So I continued searching for them.
Next was Greg Tate. Tate’s 1992 essay collection, Flyboy in the Buttermilk: Essay on Contemporary America, demonstrated his way of drawing from academic cultural criticism in a way that was still accessible. Tate’s voice held its power because he was heavily invested in black culture, and it bears out on every page. His words kept hitting me over the head again and again, especially in the way he wrote to an assumed black audience. As a writer, I’d typically always assumed my audience to be white by default. Tate’s work for the Village Voice never worried about whether whitey would comprehend what he was spitting, and that was mind-bending. It was also oddly calming. Slang was dense, the subject matter varied, but its ability to grab hold of my attention was never in question as I hung onto ever word that came from his pulpit.
That was a feeling I rarely experience in 2014 and certainly never when I am reading about black music in 2014. So much contemporary writing about black music—much like most writing about all music—is the realm of tenured white males. The quality of these critics is almost irrelevant because after a while, it feels like there is an impenetrable wall preventing me engaging with a piece of writing. When the black experience gets filtered through a writer’s own whiteness, it no longer feels like a conversation about music that wants to engage with me.

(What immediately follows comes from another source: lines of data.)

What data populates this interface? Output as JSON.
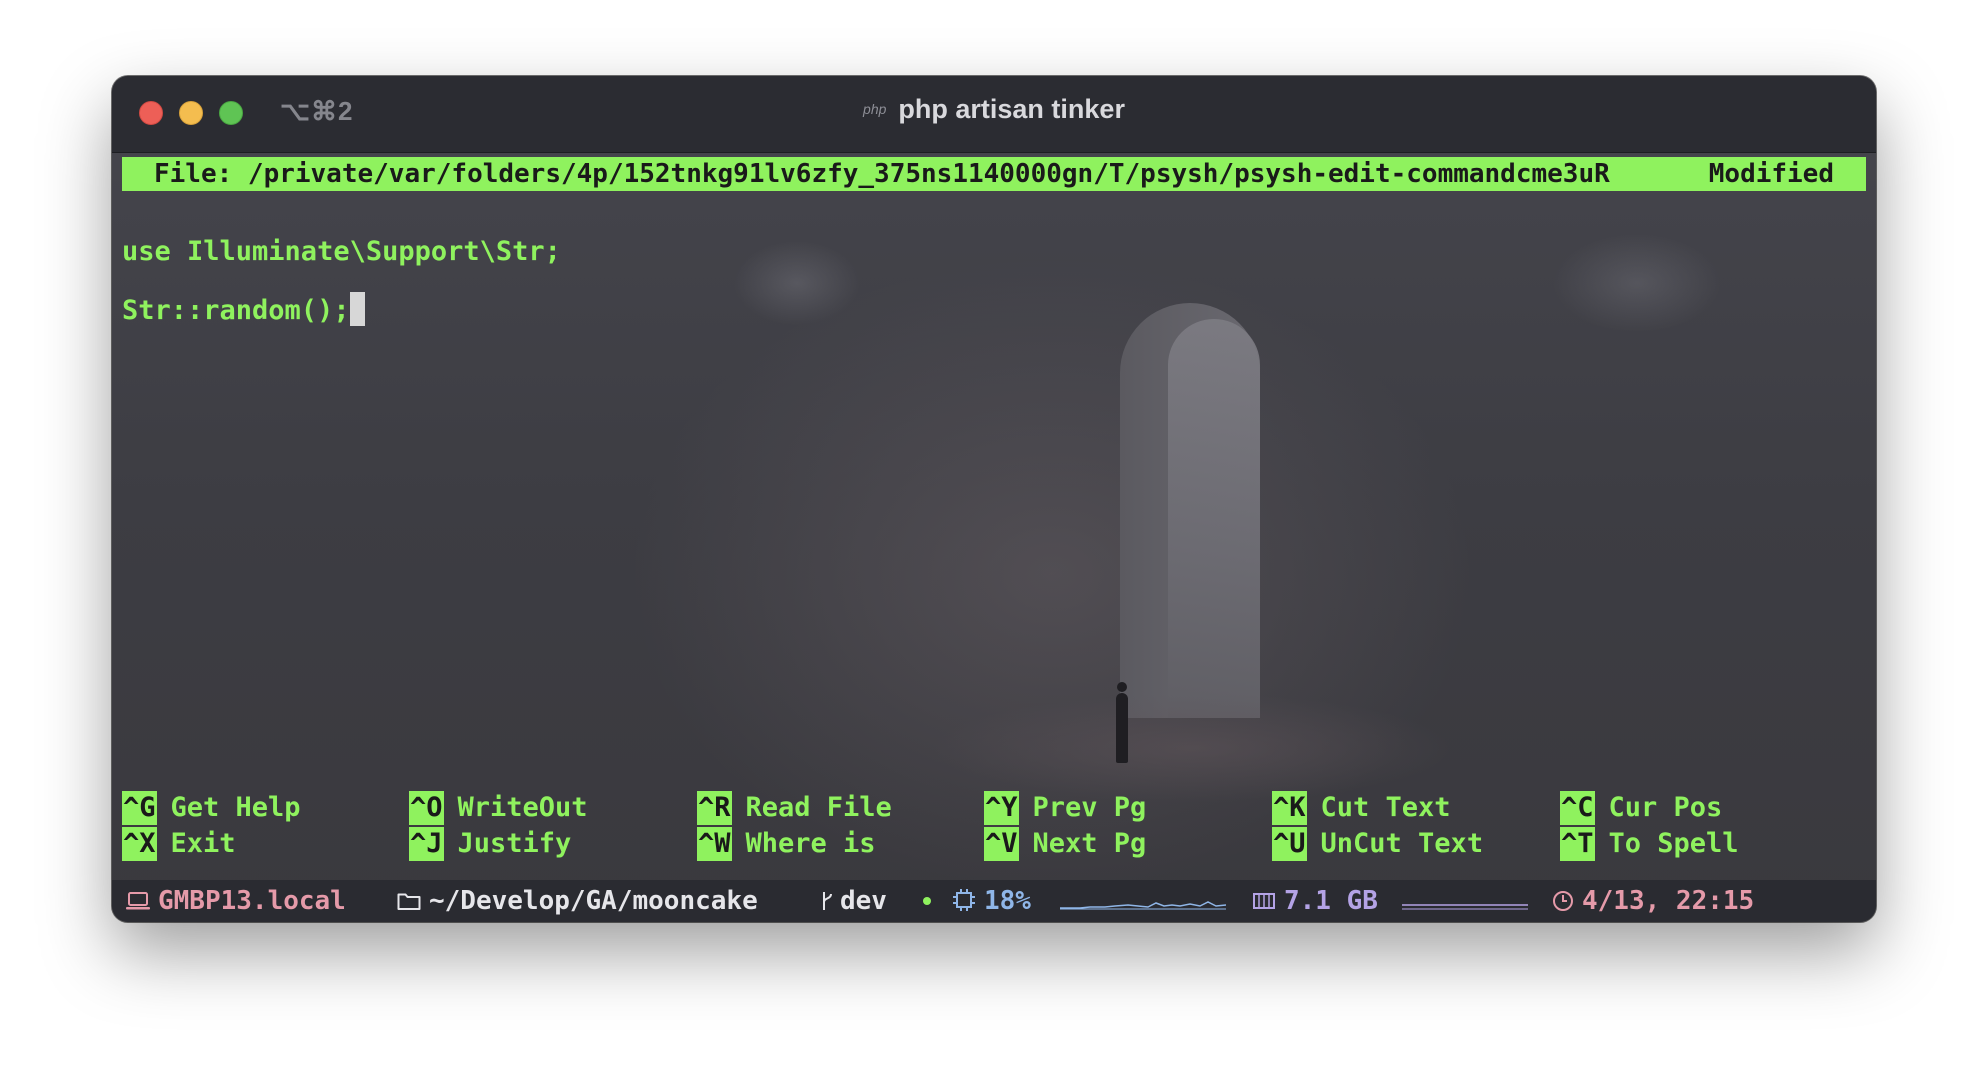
{
  "window": {
    "shortcut": "⌥⌘2",
    "badge": "php",
    "title": "php artisan tinker"
  },
  "editor": {
    "file_label": "File: /private/var/folders/4p/152tnkg91lv6zfy_375ns1140000gn/T/psysh/psysh-edit-commandcme3uR",
    "status": "Modified",
    "lines": [
      "use Illuminate\\Support\\Str;",
      "Str::random();"
    ]
  },
  "shortcuts": [
    {
      "key": "^G",
      "label": "Get Help"
    },
    {
      "key": "^O",
      "label": "WriteOut"
    },
    {
      "key": "^R",
      "label": "Read File"
    },
    {
      "key": "^Y",
      "label": "Prev Pg"
    },
    {
      "key": "^K",
      "label": "Cut Text"
    },
    {
      "key": "^C",
      "label": "Cur Pos"
    },
    {
      "key": "^X",
      "label": "Exit"
    },
    {
      "key": "^J",
      "label": "Justify"
    },
    {
      "key": "^W",
      "label": "Where is"
    },
    {
      "key": "^V",
      "label": "Next Pg"
    },
    {
      "key": "^U",
      "label": "UnCut Text"
    },
    {
      "key": "^T",
      "label": "To Spell"
    }
  ],
  "statusline": {
    "host": "GMBP13.local",
    "path": "~/Develop/GA/mooncake",
    "branch": "dev",
    "cpu": "18%",
    "mem": "7.1 GB",
    "datetime": "4/13, 22:15"
  },
  "colors": {
    "accent_green": "#8ff25e",
    "host_pink": "#e59aa9",
    "cpu_blue": "#8fb6e8",
    "mem_lavender": "#b4a3e6"
  },
  "icons": {
    "host": "laptop-icon",
    "path": "folder-icon",
    "branch": "git-branch-icon",
    "cpu": "cpu-icon",
    "mem": "memory-icon",
    "time": "clock-icon"
  }
}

Recently Pitchfork published a review of the Los Angeles rapper Vince Staples’ debut major label release Hell Can Wait; when I saw that the review was done by Craig Jenkins one of the few black writers with a consistent Pitchfork byline, I breathed a sigh of relief. Each listen of Hell Can Wait projected the tangible frustration of the black community with America throughout these last tenth months. The repeated cases police brutality, racially motivated adjustment of voter registration laws in my own state of North Carolina and death of Michael Brown and the organized protests in Ferguson loomed in my thoughts. Craig’s words spoke to an experience of the world having walked this path and not assuming such a path never existed. A review that felt breathed, and lived; within those circumstances was exactly what I hoped to read on such a release.

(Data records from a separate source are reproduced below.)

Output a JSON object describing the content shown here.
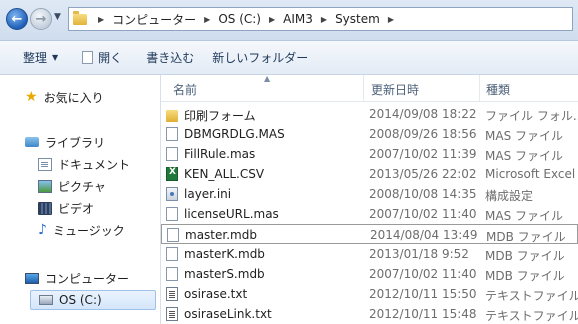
{
  "address": {
    "crumbs": [
      "コンピューター",
      "OS (C:)",
      "AIM3",
      "System"
    ]
  },
  "toolbar": {
    "organize": "整理",
    "open": "開く",
    "burn": "書き込む",
    "new_folder": "新しいフォルダー"
  },
  "nav": {
    "favorites": "お気に入り",
    "libraries": "ライブラリ",
    "documents": "ドキュメント",
    "pictures": "ピクチャ",
    "videos": "ビデオ",
    "music": "ミュージック",
    "computer": "コンピューター",
    "drive_c": "OS (C:)"
  },
  "columns": {
    "name": "名前",
    "date": "更新日時",
    "type": "種類"
  },
  "files": [
    {
      "name": "印刷フォーム",
      "date": "2014/09/08 18:22",
      "type": "ファイル フォル...",
      "icon": "folder-icon"
    },
    {
      "name": "DBMGRDLG.MAS",
      "date": "2008/09/26 18:56",
      "type": "MAS ファイル",
      "icon": "file-icon"
    },
    {
      "name": "FillRule.mas",
      "date": "2007/10/02 11:39",
      "type": "MAS ファイル",
      "icon": "file-icon"
    },
    {
      "name": "KEN_ALL.CSV",
      "date": "2013/05/26 22:02",
      "type": "Microsoft Excel ...",
      "icon": "excel-icon"
    },
    {
      "name": "layer.ini",
      "date": "2008/10/08 14:35",
      "type": "構成設定",
      "icon": "settings-file-icon"
    },
    {
      "name": "licenseURL.mas",
      "date": "2007/10/02 11:40",
      "type": "MAS ファイル",
      "icon": "file-icon"
    },
    {
      "name": "master.mdb",
      "date": "2014/08/04 13:49",
      "type": "MDB ファイル",
      "icon": "file-icon"
    },
    {
      "name": "masterK.mdb",
      "date": "2013/01/18 9:52",
      "type": "MDB ファイル",
      "icon": "file-icon"
    },
    {
      "name": "masterS.mdb",
      "date": "2007/10/02 11:40",
      "type": "MDB ファイル",
      "icon": "file-icon"
    },
    {
      "name": "osirase.txt",
      "date": "2012/10/11 15:50",
      "type": "テキストファイル",
      "icon": "text-file-icon"
    },
    {
      "name": "osiraseLink.txt",
      "date": "2012/10/11 15:48",
      "type": "テキストファイル",
      "icon": "text-file-icon"
    }
  ],
  "selected_file": "master.mdb"
}
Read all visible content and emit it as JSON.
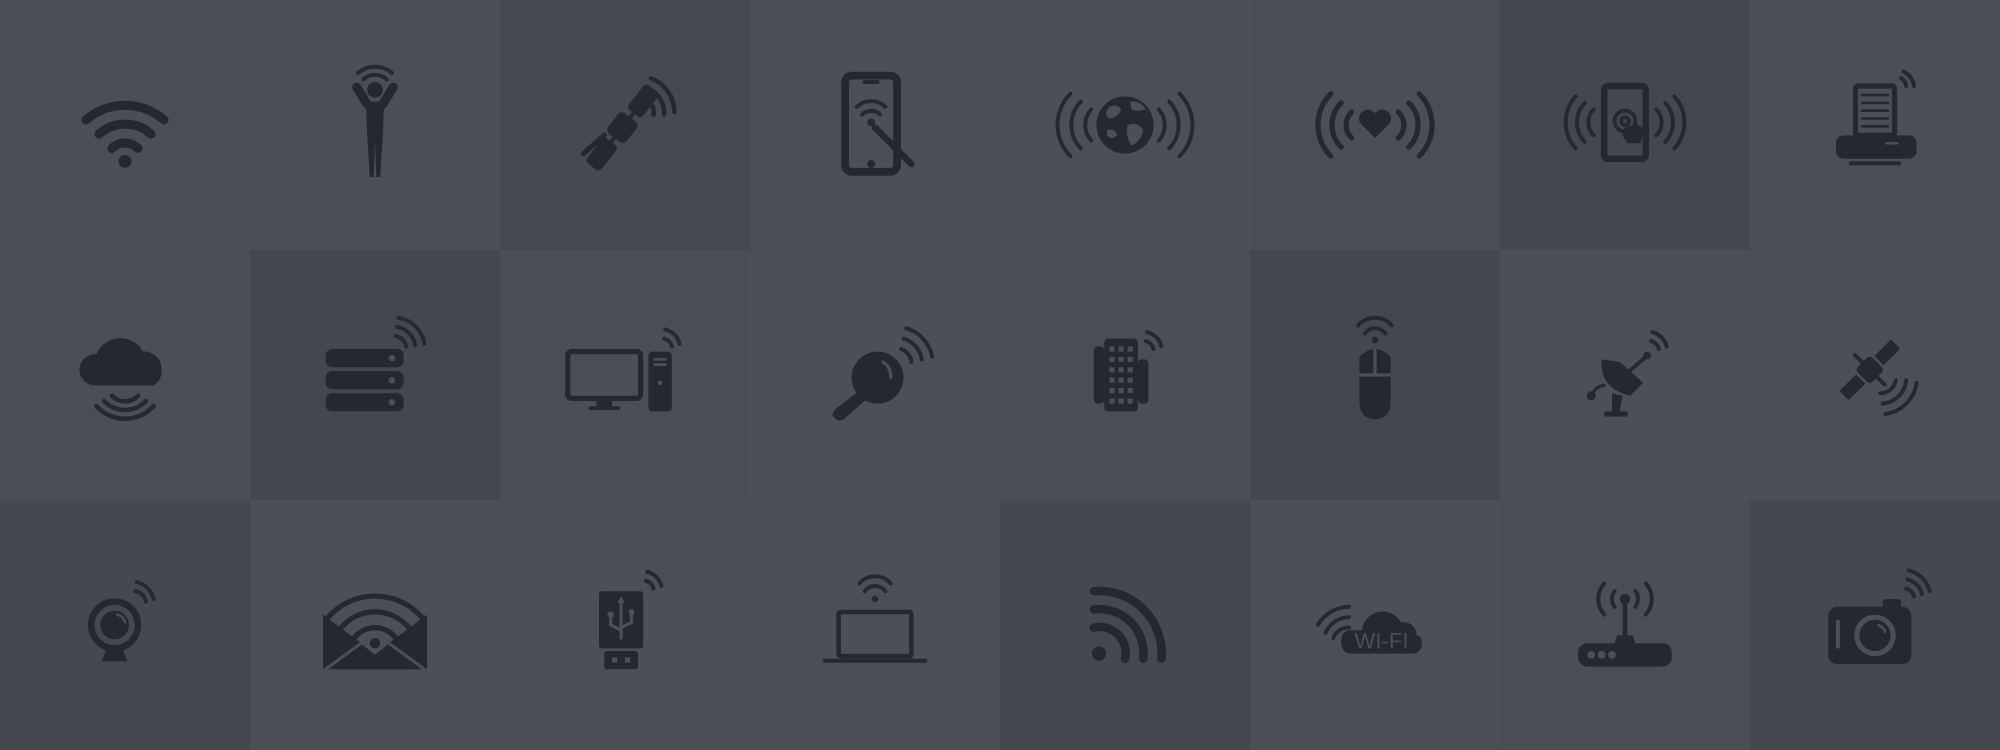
{
  "colors": {
    "icon": "#25282e",
    "tile_shades": [
      [
        "#4b4e55",
        "#4a4e55",
        "#454a51",
        "#4c4f56",
        "#4b4f56",
        "#4b4e55",
        "#434850",
        "#4a4e55"
      ],
      [
        "#4b4e55",
        "#434850",
        "#4b4e55",
        "#4c4f56",
        "#4b4e55",
        "#434850",
        "#4b4f56",
        "#4c4f56"
      ],
      [
        "#444950",
        "#4b4f56",
        "#4c4f56",
        "#4b4f56",
        "#444950",
        "#4c4f56",
        "#4a4e55",
        "#444950"
      ]
    ]
  },
  "icons": [
    "wifi-icon",
    "person-wireless-icon",
    "satellite-signal-icon",
    "tablet-wifi-stylus-icon",
    "globe-signal-icon",
    "heart-signal-icon",
    "tablet-touch-signal-icon",
    "fax-machine-wifi-icon",
    "cloud-signal-icon",
    "server-stack-wifi-icon",
    "desktop-computer-wifi-icon",
    "magnifier-wifi-icon",
    "phone-keypad-wifi-icon",
    "mouse-wifi-icon",
    "satellite-dish-wifi-icon",
    "satellite-waves-icon",
    "webcam-wifi-icon",
    "envelope-wifi-icon",
    "usb-drive-wifi-icon",
    "laptop-wifi-icon",
    "rss-feed-icon",
    "wifi-cloud-icon",
    "router-icon",
    "camera-wifi-icon"
  ],
  "labels": {
    "wifi_cloud": "WI-FI"
  }
}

It was small, but that feeling of inclusion felt powerful. A large number of voices are often not only shut out, but wholly never considered, in the discussion of music -- even when the breadth of music covered is not just white and male. When certain voices are underrepresented in the critical discourse, it not only does a disservice for artists who can’t escape the wide gaze of straight white males, it alienates readers outside of that categorization as well. When a reader can connect with the identity of a writer behind a piece of criticism, it can provide a way of welcoming them back into the dialogue rather than leaving them alone on the borders.